Russell (Christian Bale) and his younger brother Rodney (Casey Affleck) have always dreamed of escaping their backgrounds and finding better lives. When a cruel twist of fate lands Russell in prison, Rodney is lured into one of the most violent crime rings in the Northeast - a mistake that will almost cost him everything. Once released, Russell must choose between his own freedom, or risk it all to seek justice for his brother.
What a cast!! Forest Whitaker is not even in the credits. Bale outstanding, Harrelson award winning (should have), Casey Affleck (chip off the old b). This is a pretty violent, gritty and ugly film. The fight scenes are horrible. The subtle interaction between brothers is incredible. Only every tenth word spoken, the rest just brilliantly acted. Sad in a depressing way.

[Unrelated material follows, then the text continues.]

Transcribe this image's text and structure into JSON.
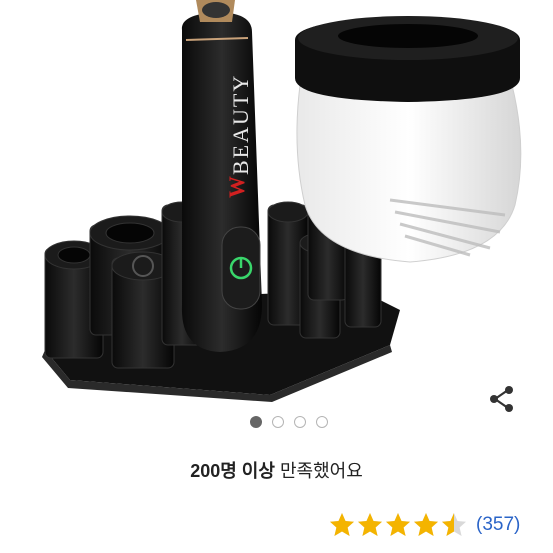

Much like last years, nation in trouble drama Killing Them Softly, Out of the Furnace is a thriller wrapped up in a political sub plot that just consumes a story of family until there is nothing but social commentary. Sure Christian Bale is just as good as he always is but you end up feeling like you attended a politics seminar by the end of it despite its powerful themes of human corruption.
Following the lives of two brothers, Russell (Bale) and Rodney Baze (Casey Affleck). When Russell is put away for manslaughter his brother loses himself after returning from Iraq a changed man. When he gets consumed by illegal fighting he finds himself involved with the dangerous and deranged Harlan DeGroat (Woody Harrelson). However when things go south, a recently released Russell must fix the problem.
containing some excellent performances by Bale, Affleck, Forrest Whitaker and Willem Dafoe, Out of the Furnace is a masterclass in acting with an improvised feel with Bale and Affleck really getting to the core of the brothers often tumultuous relationship. The dreary exteriors and bleak look of their local town only adds to the pictures desperation with Affleck continuing a streak of high quality, emotionally powerful performances.
The main problem with Out of the Furnace is that every character seems to be on cruise control and they travel along a set path of self destruction. It may be the lack of prospects or the safety of doing things for family but everyone is the film is their own worst enemy. As people chose the moral thing over what seems right at the time the film paints its characters as almost saintly despite Russell’s parole status.
However director Scott Cooper doesn’t present this America as backwards in its isolation and its maltreatment of small town people, it shows a community apart but one of exquisite beauty. There is great compassion in the place Cooper presents even if the films tale proves one of darkness and despair.
Clear cut, a tad predictable but undeniably beautiful in its filming style, Out of the Furnace is a film trying for the big leagues with some quality performances but never quite making you feel that way you should as politics get in the way.